Greatest Hits tells us that it is "endorsed by the members of Thin Lizzy", which is alright as it distinguishes this DVD from the poor quality live sets already on the market. At the same time though, you can't help wondering at the timing, just as sundry ex-members of the band go out touring as Thin Lizzy. That's right, without Phil Lynott.
Ah yes, Phil Lynott - the distinctive frontman, and the reason we're here. Black, Irish, charismatic bassist, singer and songwriter, ladies' man. Dead since 1986, when the booze, drugs and sex party ended. Greatest Hits offers 19 clips of the band (including a couple of Lynott solo efforts), live, on TV, on a sound stage, and in the early days of the pop promo. It prompts remarks like "If only...", "but why?", and "Is That...?".
Through to the early 1980s, Lizzy knocked out a number of cracking rock singles, all of which are here - except Jailbreak, unfortunately. Their classic 1973 UK breakthrough, the Irish traditional tune Whiskey In The Jar, is included in a black-and-white, girls in jumpers dancing nervously, Top Of The Pops studio performance, with original guitarist Eric Bell. Thereafter, Californian Scott Gorham formed half of the trademark Lizzy two-guitar harmonic, with at various times, Brian Robertson, the bulldog-faced Gary Moore, and Snowy White. Mark Knopfler also makes a brief appearance here, as ever looking more like a plumber than a rock star.
The live clips show Thin Lizzy to be the dynamic rock engine of legend, and when performing, as live, some of the early singles (The Boys are Back in Town), the band are similarly fine. It's when we delve into pop promo world, a medium that by Gorham's own admission they didn't really grasp, that things get uncomfortable.

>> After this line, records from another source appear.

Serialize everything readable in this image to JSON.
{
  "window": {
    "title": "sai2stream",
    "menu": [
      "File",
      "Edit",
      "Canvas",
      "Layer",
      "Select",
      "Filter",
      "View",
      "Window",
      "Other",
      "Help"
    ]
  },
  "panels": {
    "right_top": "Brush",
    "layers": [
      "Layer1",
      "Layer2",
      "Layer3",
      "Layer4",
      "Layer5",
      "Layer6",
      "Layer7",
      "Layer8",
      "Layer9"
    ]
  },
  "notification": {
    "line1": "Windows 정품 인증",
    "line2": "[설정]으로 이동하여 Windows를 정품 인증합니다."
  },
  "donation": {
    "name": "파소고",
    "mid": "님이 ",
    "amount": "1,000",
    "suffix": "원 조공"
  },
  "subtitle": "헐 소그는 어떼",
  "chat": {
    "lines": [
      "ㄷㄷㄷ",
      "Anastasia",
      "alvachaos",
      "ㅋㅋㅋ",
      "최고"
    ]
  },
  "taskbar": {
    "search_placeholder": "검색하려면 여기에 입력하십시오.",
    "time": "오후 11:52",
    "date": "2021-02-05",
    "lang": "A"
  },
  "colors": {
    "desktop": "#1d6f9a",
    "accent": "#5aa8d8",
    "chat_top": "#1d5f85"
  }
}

Shorn of a bass guitar in both hands, Lynott's sleepy-eyed warnings to the camera (half the time the songs do constitute warnings of some kind), are accompanied by a pointing finger or clenched fist. It's an affectation that starts off endearingly, but quickly grates. Early ‘80s pop videos were full of ultra-bright colour, soft focus, freeze frames, slo-mo action (usually something smashing on the floor), and members of saucy dance troupe Hot Gossip. Thin Lizzy videos don't disappoint on any of the above counts.

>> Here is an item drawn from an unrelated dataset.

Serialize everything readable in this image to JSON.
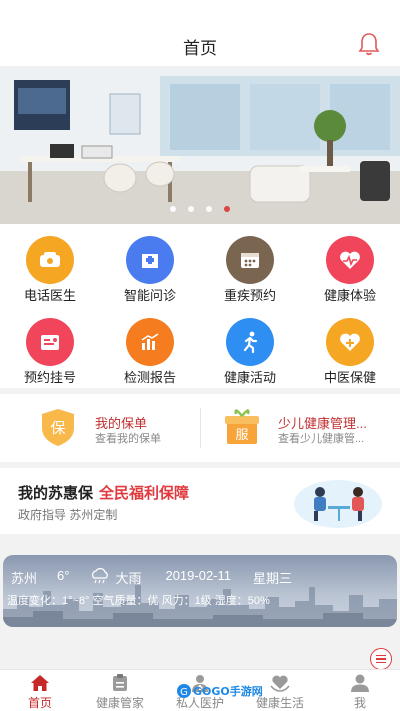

Film-wise, the best of Lizzy's latterday clips is Do Anything You Want To, all four members pounding the skins over a timpani intro, before further strange instrument-swapping. Most worrying is Sarah, Lynott's ballad to his young daughter, with the singer seated alone on a stage, crooning personally to a production line of blondes from five to 25, before guitarist Gorham (whose hair is the longest anyway) walks on and smooches up. Lynott exits, leaving Gorham to ham up lip-synching the last few lines. Done in one take apparently. I'd never have guessed.
So Lizzy's place in rock history is not disturbed by this release (though all but die-hards are better off with the audio equivalent), but these video comps were invented for the likes of Madness or Bjork, not for those of an earlier vintage. That said, it would look good alongside Ozzy Osbourne's videos.